Former history lecturer and youth footballer Paul Nuttall's appointment as Ukip leader comes four months after he said he had no plans to replace Nigel Farage.
Back in July, the 39-year-old surprised many in and out of the anti-EU party when he said he had achieved his political objectives following the Brexit vote.
"I have been at the forefront of the campaign to leave the European Union for a decade now, and I believe I can step aside with my objective achieved and my head held high," he said at the time.
The North West England MEP confirmed he would keep his seat in the European Parliament to "hold the Government's feet to the fire" during the talks on leaving the EU.
But the shock resignation of Farage's replacement as leader, Diane James, after 18 days changed his mind as - in his own words - it left the crisis-hit party "looking over the edge of a political cliff" as other senior figures defected or resigned.

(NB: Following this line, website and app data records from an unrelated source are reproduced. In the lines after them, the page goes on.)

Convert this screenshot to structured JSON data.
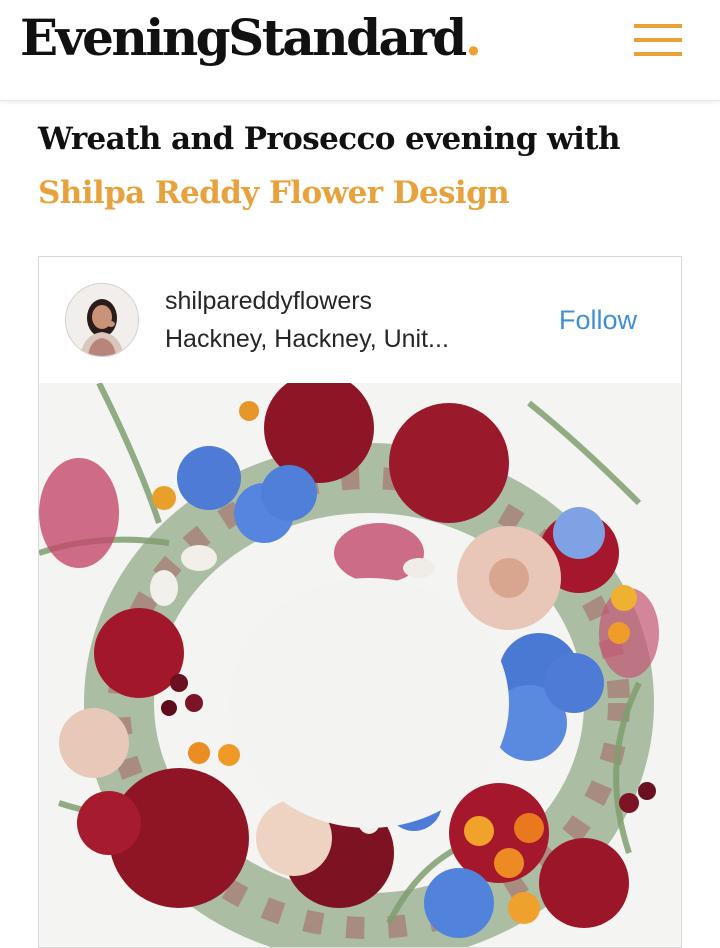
{
  "header": {
    "logo_text": "EveningStandard",
    "logo_dot": ".",
    "accent_color": "#e8a03a"
  },
  "article": {
    "title_line1": "Wreath and Prosecco  evening  with",
    "title_line2": "Shilpa Reddy Flower Design"
  },
  "instagram_embed": {
    "username": "shilpareddyflowers",
    "location": "Hackney, Hackney, Unit...",
    "follow_label": "Follow",
    "follow_color": "#3f8fd8"
  }
}
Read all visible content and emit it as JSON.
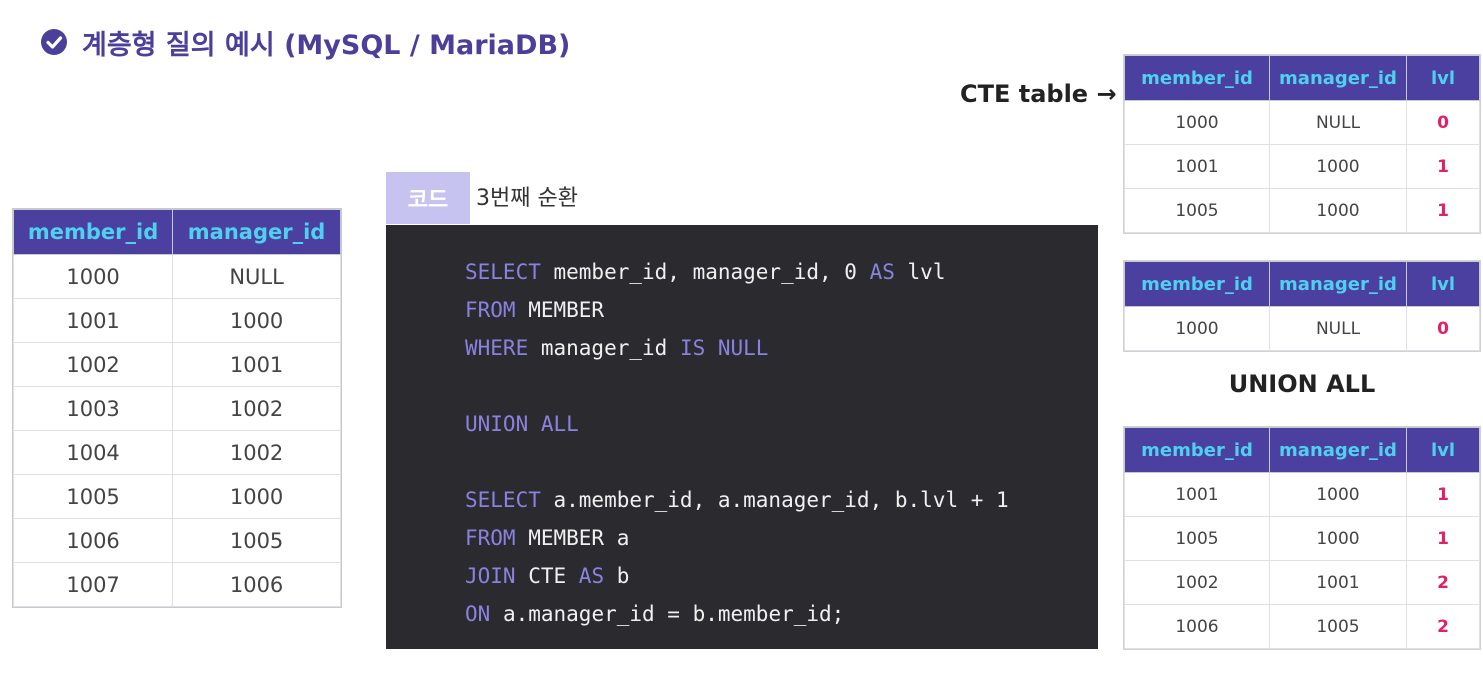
{
  "title": "계층형 질의 예시 (MySQL / MariaDB)",
  "colors": {
    "accent": "#4b3f9a",
    "header_bg": "#4b3fa0",
    "header_text": "#4fd0ee",
    "lvl": "#e0206a",
    "code_bg": "#2b2a2e",
    "keyword": "#8a82e0"
  },
  "member_table": {
    "headers": [
      "member_id",
      "manager_id"
    ],
    "rows": [
      [
        "1000",
        "NULL"
      ],
      [
        "1001",
        "1000"
      ],
      [
        "1002",
        "1001"
      ],
      [
        "1003",
        "1002"
      ],
      [
        "1004",
        "1002"
      ],
      [
        "1005",
        "1000"
      ],
      [
        "1006",
        "1005"
      ],
      [
        "1007",
        "1006"
      ]
    ]
  },
  "code": {
    "tab_label": "코드",
    "caption": "3번째 순환",
    "lines": [
      [
        [
          "kw",
          "SELECT"
        ],
        [
          "t",
          " member_id, manager_id, 0 "
        ],
        [
          "kw",
          "AS"
        ],
        [
          "t",
          " lvl"
        ]
      ],
      [
        [
          "kw",
          "FROM"
        ],
        [
          "t",
          " MEMBER"
        ]
      ],
      [
        [
          "kw",
          "WHERE"
        ],
        [
          "t",
          " manager_id "
        ],
        [
          "kw",
          "IS NULL"
        ]
      ],
      [],
      [
        [
          "kw",
          "UNION ALL"
        ]
      ],
      [],
      [
        [
          "kw",
          "SELECT"
        ],
        [
          "t",
          " a.member_id, a.manager_id, b.lvl + 1"
        ]
      ],
      [
        [
          "kw",
          "FROM"
        ],
        [
          "t",
          " MEMBER a"
        ]
      ],
      [
        [
          "kw",
          "JOIN"
        ],
        [
          "t",
          " CTE "
        ],
        [
          "kw",
          "AS"
        ],
        [
          "t",
          " b"
        ]
      ],
      [
        [
          "kw",
          "ON"
        ],
        [
          "t",
          " a.manager_id = b.member_id;"
        ]
      ]
    ]
  },
  "cte_label": "CTE table →",
  "cte_table": {
    "headers": [
      "member_id",
      "manager_id",
      "lvl"
    ],
    "rows": [
      [
        "1000",
        "NULL",
        "0"
      ],
      [
        "1001",
        "1000",
        "1"
      ],
      [
        "1005",
        "1000",
        "1"
      ]
    ]
  },
  "anchor_table": {
    "headers": [
      "member_id",
      "manager_id",
      "lvl"
    ],
    "rows": [
      [
        "1000",
        "NULL",
        "0"
      ]
    ]
  },
  "union_label": "UNION ALL",
  "recursive_table": {
    "headers": [
      "member_id",
      "manager_id",
      "lvl"
    ],
    "rows": [
      [
        "1001",
        "1000",
        "1"
      ],
      [
        "1005",
        "1000",
        "1"
      ],
      [
        "1002",
        "1001",
        "2"
      ],
      [
        "1006",
        "1005",
        "2"
      ]
    ]
  }
}
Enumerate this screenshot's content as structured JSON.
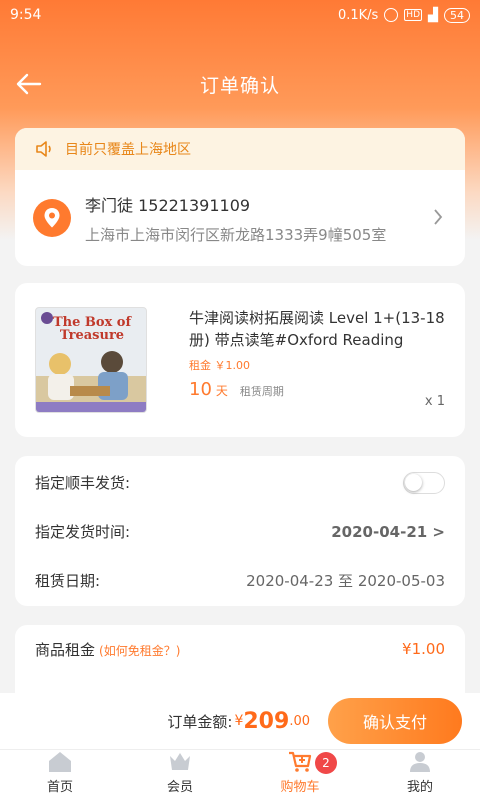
{
  "status_bar": {
    "time": "9:54",
    "network_speed": "0.1K/s",
    "battery": "54",
    "hd": "HD"
  },
  "nav": {
    "title": "订单确认"
  },
  "notice": {
    "text": "目前只覆盖上海地区"
  },
  "address": {
    "name_phone": "李门徒 15221391109",
    "line": "上海市上海市闵行区新龙路1333弄9幢505室"
  },
  "product": {
    "cover_title_1": "The Box of",
    "cover_title_2": "Treasure",
    "name": "牛津阅读树拓展阅读 Level 1+(13-18册) 带点读笔#Oxford Reading",
    "rent": "租金 ￥1.00",
    "days": "10",
    "days_unit": "天",
    "period_label": "租赁周期",
    "qty": "x 1"
  },
  "options": {
    "sf_label": "指定顺丰发货:",
    "ship_time_label": "指定发货时间:",
    "ship_time_value": "2020-04-21 >",
    "rent_date_label": "租赁日期:",
    "rent_date_value": "2020-04-23 至 2020-05-03"
  },
  "fees": {
    "rent_label": "商品租金",
    "rent_hint": "(如何免租金？)",
    "rent_value": "¥1.00"
  },
  "checkout": {
    "total_label": "订单金额:",
    "currency": "¥",
    "amount": "209",
    "decimal": ".00",
    "pay_label": "确认支付"
  },
  "tabs": [
    {
      "label": "首页",
      "icon": "home-icon"
    },
    {
      "label": "会员",
      "icon": "crown-icon"
    },
    {
      "label": "购物车",
      "icon": "cart-icon",
      "badge": "2"
    },
    {
      "label": "我的",
      "icon": "profile-icon"
    }
  ],
  "colors": {
    "accent": "#ff7a2e",
    "price": "#ff6a1a",
    "notice_text": "#e8871a",
    "badge": "#f04848"
  }
}
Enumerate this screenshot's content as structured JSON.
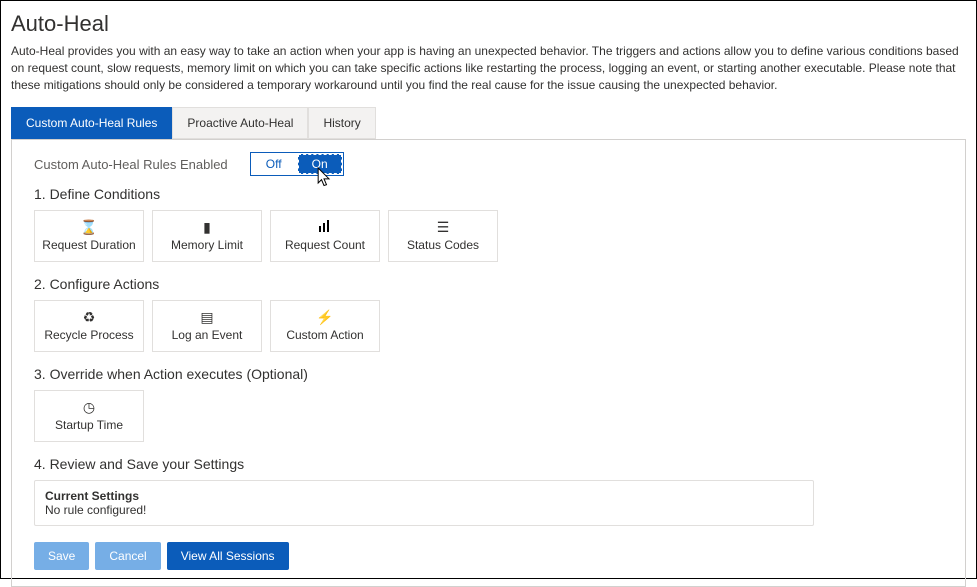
{
  "page": {
    "title": "Auto-Heal",
    "description": "Auto-Heal provides you with an easy way to take an action when your app is having an unexpected behavior. The triggers and actions allow you to define various conditions based on request count, slow requests, memory limit on which you can take specific actions like restarting the process, logging an event, or starting another executable. Please note that these mitigations should only be considered a temporary workaround until you find the real cause for the issue causing the unexpected behavior."
  },
  "tabs": {
    "custom": "Custom Auto-Heal Rules",
    "proactive": "Proactive Auto-Heal",
    "history": "History"
  },
  "enable": {
    "label": "Custom Auto-Heal Rules Enabled",
    "off": "Off",
    "on": "On"
  },
  "sections": {
    "s1": "1. Define Conditions",
    "s2": "2. Configure Actions",
    "s3": "3. Override when Action executes (Optional)",
    "s4": "4. Review and Save your Settings"
  },
  "tiles": {
    "request_duration": "Request Duration",
    "memory_limit": "Memory Limit",
    "request_count": "Request Count",
    "status_codes": "Status Codes",
    "recycle_process": "Recycle Process",
    "log_event": "Log an Event",
    "custom_action": "Custom Action",
    "startup_time": "Startup Time"
  },
  "settings": {
    "title": "Current Settings",
    "value": "No rule configured!"
  },
  "buttons": {
    "save": "Save",
    "cancel": "Cancel",
    "view_all": "View All Sessions"
  }
}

"It'll either step off or it will step back," Mr Nuttall said as he announced his candidacy in October. "And I want to be the candidate that will tell us to come back."
The man born in Bootle, Merseyside was regarded as the most likely of the remaining candidates to be able to capitalise on the high level of support for Leave among Labour's traditional strongholds in the North.
The former deputy leader and the head of the party's delegation in the European Parliament said he represented the "unity candidate".
"I have huge support out there across the country, not only among people at the top of the party in Westminster and with the MPs, but also among the grassroots," he said.
The comprehensive school-educated pupil achieved a higher qualification in sports science before gaining MA honours in history at Liverpool Hope University, where he eventually taught having briefly lived and worked in Barcelona.
Mr Nuttall revealed he was among the Liverpool fans caught up in the Hillsborough Stadium disaster in 1989.
The former Tranmere Rovers youth player had previously harboured dreams of playing football.
He did not make it as a pro but still found a home on the right wing as his political career began in the mid 2000s.
The founder of the party's youth wing was made party chairman in 2008 and earned a reputation for getting stuck into political debates and representing controversial positions, including his religious opposition to abortion.
Since his election as an MEP in 2009, he has spoken of his support for the death penalty for child abusers, his desire to see parts of the NHS privatised and even openly praised Vladimir Putin's foreign policy.
Mr Nuttall claimed the Russian president was "generally getting it right" in the Syrian conflict despite claims that Moscow is helping Syrian forces carry out atrocities against civilians.
He also sided with Mr Putin over the military seizure that led to Crimea's annexation, which the MEP described as "democratic" despite the West delivering sanctions on Russia.
Mr Nuttall underlined his disdain for debate in the European Parliament by being ranked 736th out of 756 MEPs in terms of attendance.
After winning the leadership two days before his 40th birthday, Mr Nuttall said he wanted to make Ukip the "patriotic voice of working people" as he offered a string of tweets outlining his policy priorities:
The new party frontman has also pledged to try to secure Ukip's outgoing temporary leader a place on the red benches of the House of Lords.
Mr Nuttall previously told the Sunday Times: "If Ukip are offered positions in the House of Lords, the first name on the list will be Nigel Farage."